How Does the CRSA Define a Dispute?
A dispute must involve a child, adolescent or young adult:
- who is 21 years of age or under;
- who shows evidence of being severely emotionally disturbed or behaviorally disordered; and
- where there is a disagreement between a parent and an agency or between two or more agencies regarding implementation of a plan of services.
Who Can Bring a Dispute to the CRSA?
Any issue, complaint or question regarding individuals with a behavior disorder or severe emotional disturbance may be referred by a parent, professional, individual or an agency on behalf of an individual. Through a process of receiving, documenting and processing the concerns brought forward, a plan of service will be reviewed or developed if one does not exist. If a plan of service is not or cannot be implemented through staff assistance, a dispute may require the involvement of the local community and the Authority to resolve.
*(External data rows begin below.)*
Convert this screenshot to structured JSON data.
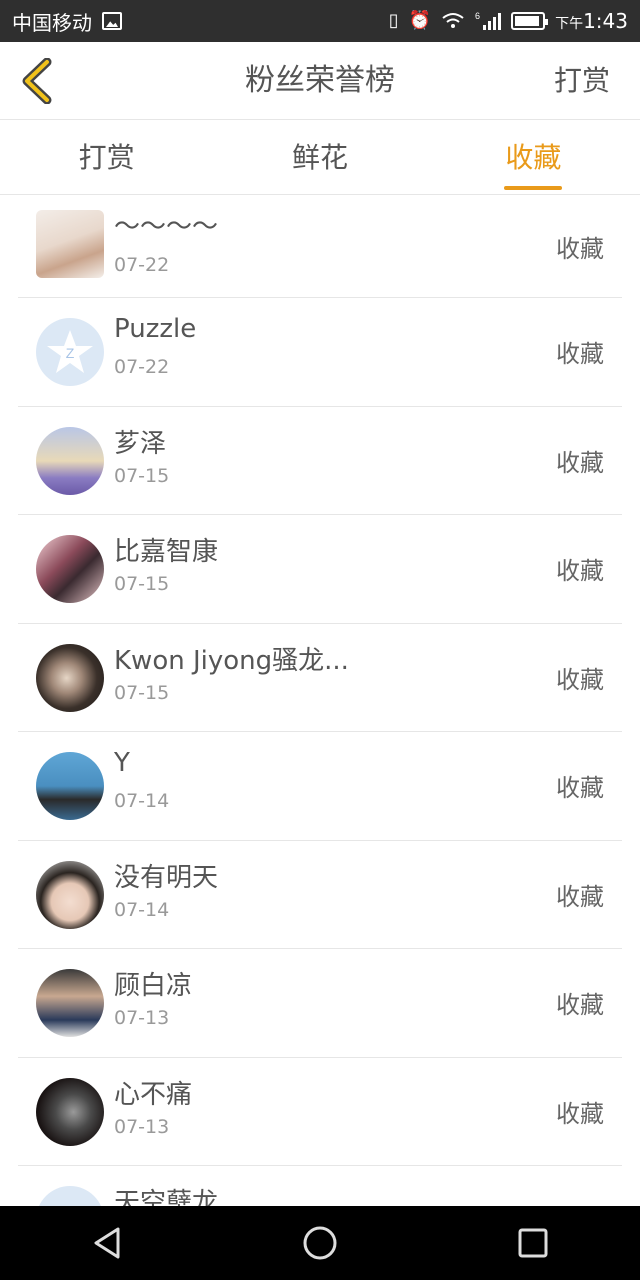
{
  "status_bar": {
    "carrier": "中国移动",
    "time_prefix": "下午",
    "time": "1:43",
    "network_label": "6"
  },
  "header": {
    "title": "粉丝荣誉榜",
    "action": "打赏",
    "accent": "#e99a1a"
  },
  "tabs": [
    {
      "label": "打赏",
      "active": false
    },
    {
      "label": "鲜花",
      "active": false
    },
    {
      "label": "收藏",
      "active": true
    }
  ],
  "fans": [
    {
      "name": "～～～～",
      "date": "07-22",
      "action": "收藏"
    },
    {
      "name": "Puzzle",
      "date": "07-22",
      "action": "收藏"
    },
    {
      "name": "芗泽",
      "date": "07-15",
      "action": "收藏"
    },
    {
      "name": "比嘉智康",
      "date": "07-15",
      "action": "收藏"
    },
    {
      "name": "Kwon Jiyong骚龙...",
      "date": "07-15",
      "action": "收藏"
    },
    {
      "name": "Y",
      "date": "07-14",
      "action": "收藏"
    },
    {
      "name": "没有明天",
      "date": "07-14",
      "action": "收藏"
    },
    {
      "name": "顾白凉",
      "date": "07-13",
      "action": "收藏"
    },
    {
      "name": "心不痛",
      "date": "07-13",
      "action": "收藏"
    },
    {
      "name": "天空蘖龙",
      "date": "",
      "action": ""
    }
  ]
}
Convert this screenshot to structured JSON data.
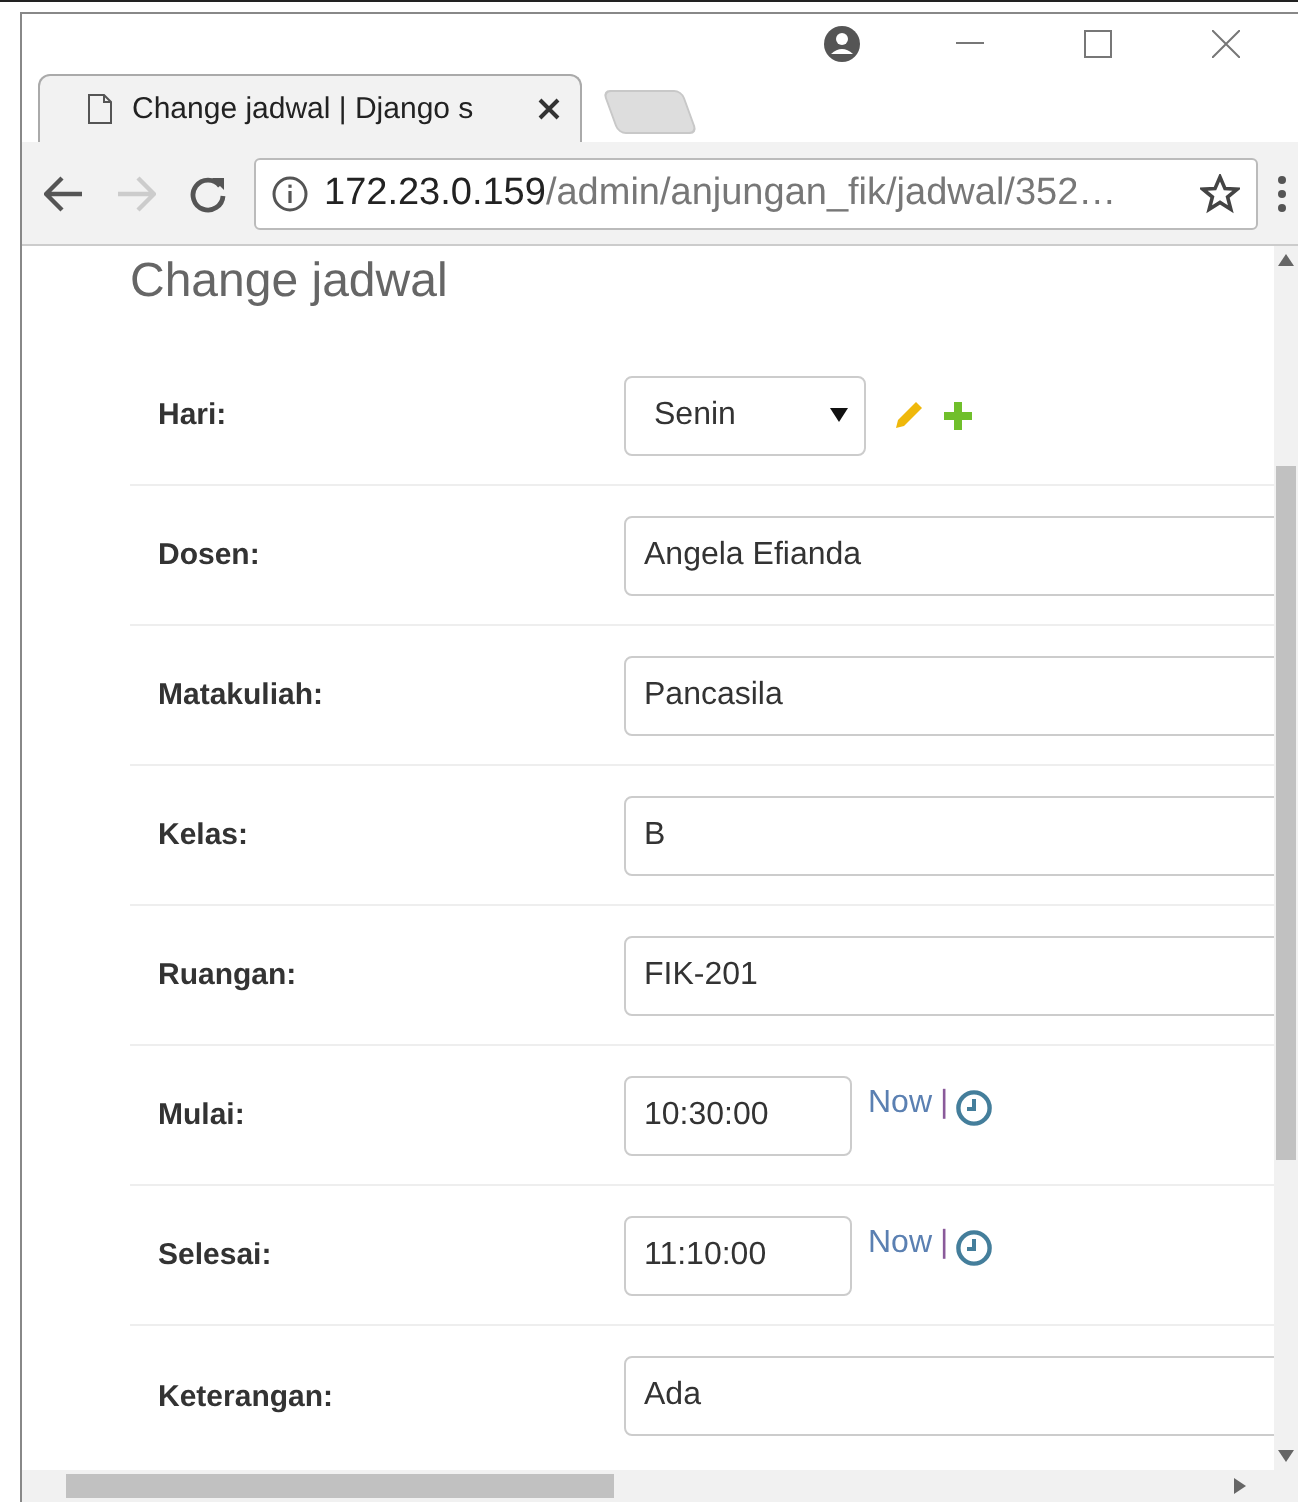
{
  "browser": {
    "tab_title": "Change jadwal | Django s",
    "url_host": "172.23.0.159",
    "url_path": "/admin/anjungan_fik/jadwal/352…"
  },
  "page": {
    "title": "Change jadwal"
  },
  "fields": [
    {
      "label": "Hari:",
      "kind": "select",
      "value": "Senin"
    },
    {
      "label": "Dosen:",
      "kind": "text",
      "value": "Angela Efianda"
    },
    {
      "label": "Matakuliah:",
      "kind": "text",
      "value": "Pancasila"
    },
    {
      "label": "Kelas:",
      "kind": "text",
      "value": "B"
    },
    {
      "label": "Ruangan:",
      "kind": "text",
      "value": "FIK-201"
    },
    {
      "label": "Mulai:",
      "kind": "time",
      "value": "10:30:00",
      "now": "Now",
      "separator": "|"
    },
    {
      "label": "Selesai:",
      "kind": "time",
      "value": "11:10:00",
      "now": "Now",
      "separator": "|"
    },
    {
      "label": "Keterangan:",
      "kind": "text",
      "value": "Ada"
    }
  ]
}
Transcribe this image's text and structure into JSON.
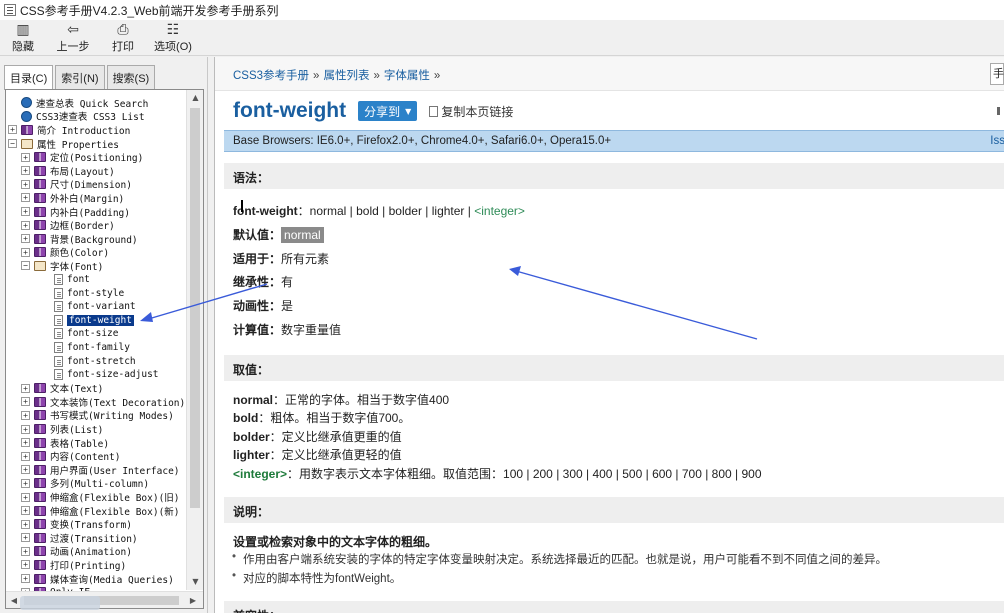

How Does Dispute Resolution Affect Other Procedures?
CRSA Dispute Resolution does not replace the use of any other appeal process. A parent/guardian should pursue the appropriate appeal procedures with state or local agencies to challenge decisions made about a plan of service.